Anti-corruption campaigner and Senior Vice President of think tank Imani Centre for Policy and Education (Imani Africa), Kofi Bentil, has bemoaned the wanton dissipation of Ghana’s resources through corruption and corruption-related activities.
Mr. Bentil accused a fraction of the population—including the political elite and their appointees—of impoverishing the rest of the population by their acts of corruption, which deprive the country of twice what it borrows for developmental purposes.
Mr. Bentil, a longstanding anti-corruption campaigner and activist, made this point on Multimedia’s Newsfile programme on Saturday, February 4, 2023.
“We steal and waste in this country more than twice what we borrow [in the name of development].
There are fewer than 500,000 people leading this country out of the 30 million. And those 500,000—that’s the ministries and whatever it is. They steal and waste more than twice what the 30 million of us borrow to survive,” he noted.
The New Patriotic Party (NPP) took over the reins of power mainly on a promise to rid the country of corruption. But it has consistently performed poorly on Transparency International’s Corruption Perception Index (CPI). A score of 100 means the country in question is highly clean or not corrupt, while a score of 0 means the country is highly corrupt or corruption is rampant in the public sector.
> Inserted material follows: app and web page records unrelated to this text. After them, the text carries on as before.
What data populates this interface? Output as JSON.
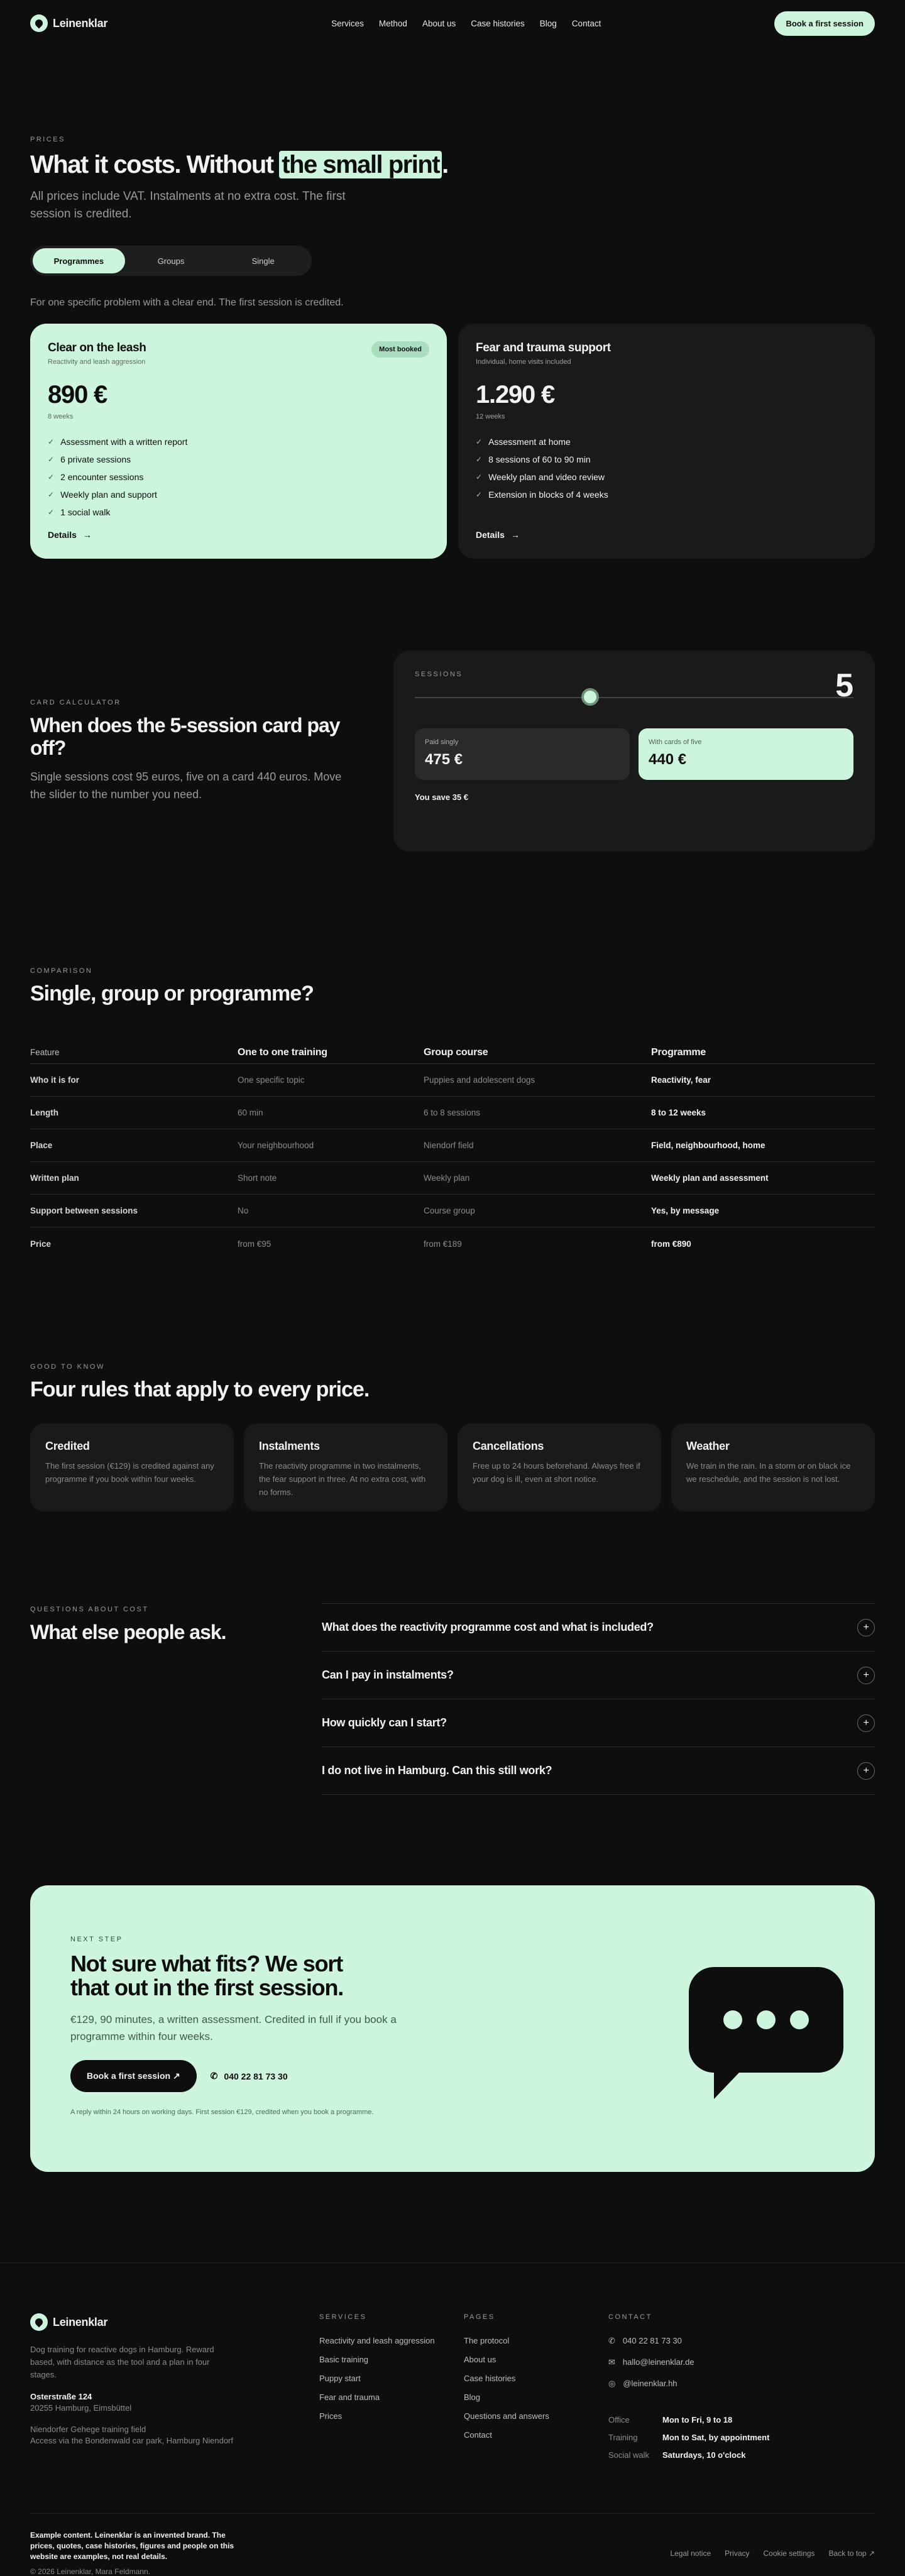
{
  "brand": {
    "name": "Leinenklar"
  },
  "nav": {
    "items": [
      "Services",
      "Method",
      "About us",
      "Case histories",
      "Blog",
      "Contact"
    ],
    "cta": "Book a first session"
  },
  "prices": {
    "eyebrow": "PRICES",
    "title_pre": "What it costs. Without ",
    "title_hl": "the small print",
    "title_post": ".",
    "lead": "All prices include VAT. Instalments at no extra cost. The first session is credited.",
    "tabs": [
      "Programmes",
      "Groups",
      "Single"
    ],
    "active_tab": "Programmes",
    "desc": "For one specific problem with a clear end. The first session is credited.",
    "cards": [
      {
        "title": "Clear on the leash",
        "sub": "Reactivity and leash aggression",
        "price": "890 €",
        "dur": "8 weeks",
        "badge": "Most booked",
        "items": [
          "Assessment with a written report",
          "6 private sessions",
          "2 encounter sessions",
          "Weekly plan and support",
          "1 social walk"
        ],
        "details": "Details"
      },
      {
        "title": "Fear and trauma support",
        "sub": "Individual, home visits included",
        "price": "1.290 €",
        "dur": "12 weeks",
        "items": [
          "Assessment at home",
          "8 sessions of 60 to 90 min",
          "Weekly plan and video review",
          "Extension in blocks of 4 weeks"
        ],
        "details": "Details"
      }
    ]
  },
  "calculator": {
    "eyebrow": "CARD CALCULATOR",
    "title": "When does the 5-session card pay off?",
    "lead": "Single sessions cost 95 euros, five on a card 440 euros. Move the slider to the number you need.",
    "label": "SESSIONS",
    "sessions": "5",
    "slider_fraction": 0.4,
    "paid_single_label": "Paid singly",
    "paid_single_value": "475 €",
    "card_label": "With cards of five",
    "card_value": "440 €",
    "save": "You save 35 €"
  },
  "comparison": {
    "eyebrow": "COMPARISON",
    "title": "Single, group or programme?",
    "headers": [
      "Feature",
      "One to one training",
      "Group course",
      "Programme"
    ],
    "rows": [
      [
        "Who it is for",
        "One specific topic",
        "Puppies and adolescent dogs",
        "Reactivity, fear"
      ],
      [
        "Length",
        "60 min",
        "6 to 8 sessions",
        "8 to 12 weeks"
      ],
      [
        "Place",
        "Your neighbourhood",
        "Niendorf field",
        "Field, neighbourhood, home"
      ],
      [
        "Written plan",
        "Short note",
        "Weekly plan",
        "Weekly plan and assessment"
      ],
      [
        "Support between sessions",
        "No",
        "Course group",
        "Yes, by message"
      ],
      [
        "Price",
        "from €95",
        "from €189",
        "from €890"
      ]
    ]
  },
  "rules": {
    "eyebrow": "GOOD TO KNOW",
    "title": "Four rules that apply to every price.",
    "cards": [
      {
        "title": "Credited",
        "text": "The first session (€129) is credited against any programme if you book within four weeks."
      },
      {
        "title": "Instalments",
        "text": "The reactivity programme in two instalments, the fear support in three. At no extra cost, with no forms."
      },
      {
        "title": "Cancellations",
        "text": "Free up to 24 hours beforehand. Always free if your dog is ill, even at short notice."
      },
      {
        "title": "Weather",
        "text": "We train in the rain. In a storm or on black ice we reschedule, and the session is not lost."
      }
    ]
  },
  "faq": {
    "eyebrow": "QUESTIONS ABOUT COST",
    "title": "What else people ask.",
    "items": [
      "What does the reactivity programme cost and what is included?",
      "Can I pay in instalments?",
      "How quickly can I start?",
      "I do not live in Hamburg. Can this still work?"
    ]
  },
  "cta": {
    "eyebrow": "NEXT STEP",
    "title": "Not sure what fits? We sort that out in the first session.",
    "lead": "€129, 90 minutes, a written assessment. Credited in full if you book a programme within four weeks.",
    "button": "Book a first session",
    "phone": "040 22 81 73 30",
    "note": "A reply within 24 hours on working days. First session €129, credited when you book a programme."
  },
  "footer": {
    "about": "Dog training for reactive dogs in Hamburg. Reward based, with distance as the tool and a plan in four stages.",
    "street": "Osterstraße 124",
    "city": "20255 Hamburg, Eimsbüttel",
    "field1": "Niendorfer Gehege training field",
    "field2": "Access via the Bondenwald car park, Hamburg Niendorf",
    "services_title": "SERVICES",
    "services": [
      "Reactivity and leash aggression",
      "Basic training",
      "Puppy start",
      "Fear and trauma",
      "Prices"
    ],
    "pages_title": "PAGES",
    "pages": [
      "The protocol",
      "About us",
      "Case histories",
      "Blog",
      "Questions and answers",
      "Contact"
    ],
    "contact_title": "CONTACT",
    "phone": "040 22 81 73 30",
    "email": "hallo@leinenklar.de",
    "insta": "@leinenklar.hh",
    "hours": [
      [
        "Office",
        "Mon to Fri, 9 to 18"
      ],
      [
        "Training",
        "Mon to Sat, by appointment"
      ],
      [
        "Social walk",
        "Saturdays, 10 o'clock"
      ]
    ],
    "note": "Example content. Leinenklar is an invented brand. The prices, quotes, case histories, figures and people on this website are examples, not real details.",
    "copy": "© 2026 Leinenklar, Mara Feldmann.",
    "legal": [
      "Legal notice",
      "Privacy",
      "Cookie settings",
      "Back to top"
    ]
  }
}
The Akufo-Addo-led administration has scored 43, its highest score since 2017. This compares unfavorably with the erstwhile National Democratic Congress (NDC), which recorded 43 as its lowest in 2016.
In 2013, Ghana scored 46.00%; 48.00% in 2014; 47.00% in 2015; 43.00% in 2016; 40.00% in 2017; 41.00% in 2018; 41.00% in 2019; 43.00% in 2020; 43.00% in 2021; and 43.00% in 2022. Corruption remains pervasive in the country.